The plaintiff claims that the court erred because sufficient evidence was introduced to prove that the location of the highway defect in question comported with that described in her statutory notice, and that the commissioner had the statutory duty to maintain that portion[21 Conn.App. 637] of the highway where the defect existed. We conclude that, although the plaintiff sufficiently proved the location of the highway defect in question to be in accordance with her statutory notice, she failed to introduce sufficient evidence to prove that the commissioner was responsible for maintaining that portion of the highway where the defect existed.
With respect to location of the defect, there was sufficient evidence from which the jury could infer that the plaintiff fell because of the defect at the location described in her notice. There was evidence that as the plaintiff was rounding the bend from Frontage Road onto Oakly Street, she fell because of a crack in the pavement that was approximately two feet long and five inches wide. There were also photographs of the intersection, showing a utility pole located in the grass abutting the cracked pavement, and a median at the intersection of Frontage Road and Oakly
Street east of the pole and the cracked pavement. The plaintiff testified that the place of her fall was approximately three or four feet into Oakly Street from the bend in the road, and she indicated that location by a mark on one of the photographs of the intersection. There also was evidence that most of the pavement was cracked in that area, that the particular crack in question was approximately two feet from the edge of the grass bordering the pavement, and that there was an electric utility pole located in the grass approximately two feet from the edge of the pavement. Further, there was evidence that the pole number near the defect matched the pole number stated in the notice.

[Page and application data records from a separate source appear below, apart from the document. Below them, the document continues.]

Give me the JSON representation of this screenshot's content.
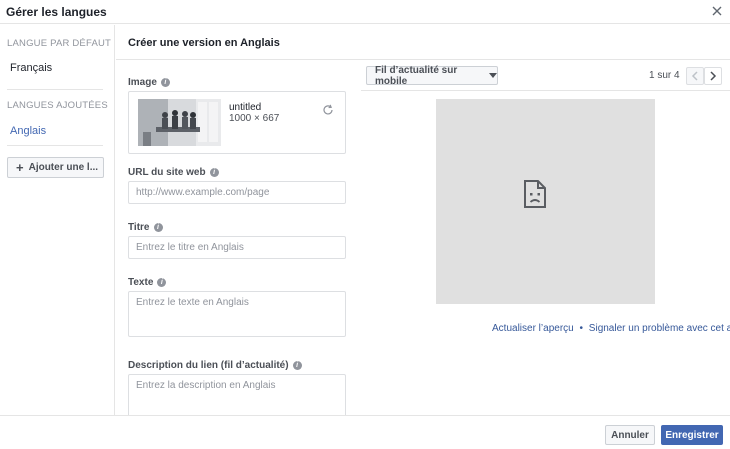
{
  "dialog": {
    "title": "Gérer les langues"
  },
  "sidebar": {
    "default_heading": "LANGUE PAR DÉFAUT",
    "default_language": "Français",
    "added_heading": "LANGUES AJOUTÉES",
    "added_languages": [
      "Anglais"
    ],
    "add_button_label": "Ajouter une l..."
  },
  "form": {
    "title": "Créer une version en Anglais",
    "image": {
      "label": "Image",
      "file_name": "untitled",
      "file_size": "1000 × 667"
    },
    "url": {
      "label": "URL du site web",
      "placeholder": "http://www.example.com/page"
    },
    "title_field": {
      "label": "Titre",
      "placeholder": "Entrez le titre en Anglais"
    },
    "text_field": {
      "label": "Texte",
      "placeholder": "Entrez le texte en Anglais"
    },
    "link_desc": {
      "label": "Description du lien (fil d’actualité)",
      "placeholder": "Entrez la description en Anglais"
    }
  },
  "preview": {
    "placement": "Fil d’actualité sur mobile",
    "pager": "1 sur 4",
    "refresh_link": "Actualiser l’aperçu",
    "separator": "•",
    "report_link": "Signaler un problème avec cet aperçu"
  },
  "footer": {
    "cancel_label": "Annuler",
    "save_label": "Enregistrer"
  },
  "colors": {
    "accent": "#4267b2",
    "link": "#365899",
    "border": "#e5e5e5",
    "muted": "#90949c"
  },
  "icons": [
    "close-icon",
    "plus-icon",
    "info-icon",
    "refresh-icon",
    "caret-down-icon",
    "chevron-left-icon",
    "chevron-right-icon",
    "broken-image-icon"
  ]
}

This evidence was sufficient for the jury to infer that the place and cause of the plaintiff's fall were generally those specified in the notice, namely, on Oakly Street, north of Main Street, approximately four feet east of utility pole number 6516 and west of the west [21 Conn.App. 638] curb of the median located at the intersection of Oakly Street and Frontage Road. It is true that the plaintiff was required to prove that the defect alleged in her notice was the sole proximate cause of her injuries; see Krooner v. Waterbury, 105 Conn. 476, 481, 136 A. 93 (1927); and that General Statutes § 13a-144, as a statutory action, must be strictly construed. Ozmun v. Burns, 18 Conn.App. 677, 680, ...